(INFORMATION SHOWN begins)
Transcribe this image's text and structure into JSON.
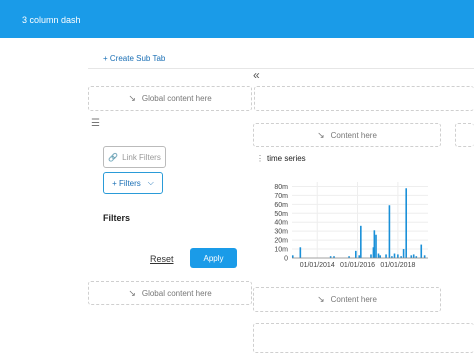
{
  "header": {
    "title": "3 column dash"
  },
  "toolbar": {
    "create_sub_tab": "+ Create Sub Tab",
    "collapse_glyph": "«"
  },
  "placeholders": {
    "global_top": "Global content here",
    "content_top": "Content here",
    "global_bottom": "Global content here",
    "content_bottom": "Content here"
  },
  "filters": {
    "link_filters_label": "Link Filters",
    "add_filters_label": "+ Filters",
    "title": "Filters",
    "reset_label": "Reset",
    "apply_label": "Apply"
  },
  "chart_panel": {
    "title": "time series"
  },
  "chart_data": {
    "type": "bar",
    "title": "time series",
    "xlabel": "",
    "ylabel": "",
    "x_ticks": [
      "01/01/2014",
      "01/01/2016",
      "01/01/2018"
    ],
    "y_ticks": [
      "0",
      "10m",
      "20m",
      "30m",
      "40m",
      "50m",
      "60m",
      "70m",
      "80m"
    ],
    "ylim": [
      0,
      85
    ],
    "xlim": [
      "2012-10-01",
      "2019-07-01"
    ],
    "color": "#1a90d8",
    "x": [
      "2012-10-15",
      "2013-03-01",
      "2014-09-01",
      "2014-11-01",
      "2015-08-01",
      "2015-12-01",
      "2016-02-01",
      "2016-03-01",
      "2016-09-01",
      "2016-10-15",
      "2016-11-01",
      "2016-12-01",
      "2017-01-15",
      "2017-02-15",
      "2017-06-01",
      "2017-08-01",
      "2017-09-15",
      "2017-11-01",
      "2018-01-01",
      "2018-03-01",
      "2018-04-15",
      "2018-06-01",
      "2018-09-01",
      "2018-10-15",
      "2018-12-01",
      "2019-03-01",
      "2019-05-01"
    ],
    "values": [
      3,
      12,
      2,
      2,
      2,
      8,
      3,
      36,
      4,
      12,
      31,
      26,
      5,
      3,
      4,
      59,
      2,
      5,
      4,
      2,
      10,
      78,
      3,
      4,
      2,
      15,
      3
    ]
  }
}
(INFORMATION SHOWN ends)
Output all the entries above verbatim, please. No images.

Transcribe this image's text and structure into JSON.
{
  "header": {
    "title": "3 column dash"
  },
  "toolbar": {
    "create_sub_tab": "+ Create Sub Tab",
    "collapse_glyph": "«"
  },
  "placeholders": {
    "global_top": "Global content here",
    "content_top": "Content here",
    "global_bottom": "Global content here",
    "content_bottom": "Content here"
  },
  "filters": {
    "link_filters_label": "Link Filters",
    "add_filters_label": "+ Filters",
    "title": "Filters",
    "reset_label": "Reset",
    "apply_label": "Apply"
  },
  "chart_panel": {
    "title": "time series"
  },
  "chart_data": {
    "type": "bar",
    "title": "time series",
    "xlabel": "",
    "ylabel": "",
    "x_ticks": [
      "01/01/2014",
      "01/01/2016",
      "01/01/2018"
    ],
    "y_ticks": [
      "0",
      "10m",
      "20m",
      "30m",
      "40m",
      "50m",
      "60m",
      "70m",
      "80m"
    ],
    "ylim": [
      0,
      85
    ],
    "xlim": [
      "2012-10-01",
      "2019-07-01"
    ],
    "color": "#1a90d8",
    "x": [
      "2012-10-15",
      "2013-03-01",
      "2014-09-01",
      "2014-11-01",
      "2015-08-01",
      "2015-12-01",
      "2016-02-01",
      "2016-03-01",
      "2016-09-01",
      "2016-10-15",
      "2016-11-01",
      "2016-12-01",
      "2017-01-15",
      "2017-02-15",
      "2017-06-01",
      "2017-08-01",
      "2017-09-15",
      "2017-11-01",
      "2018-01-01",
      "2018-03-01",
      "2018-04-15",
      "2018-06-01",
      "2018-09-01",
      "2018-10-15",
      "2018-12-01",
      "2019-03-01",
      "2019-05-01"
    ],
    "values": [
      3,
      12,
      2,
      2,
      2,
      8,
      3,
      36,
      4,
      12,
      31,
      26,
      5,
      3,
      4,
      59,
      2,
      5,
      4,
      2,
      10,
      78,
      3,
      4,
      2,
      15,
      3
    ]
  }
}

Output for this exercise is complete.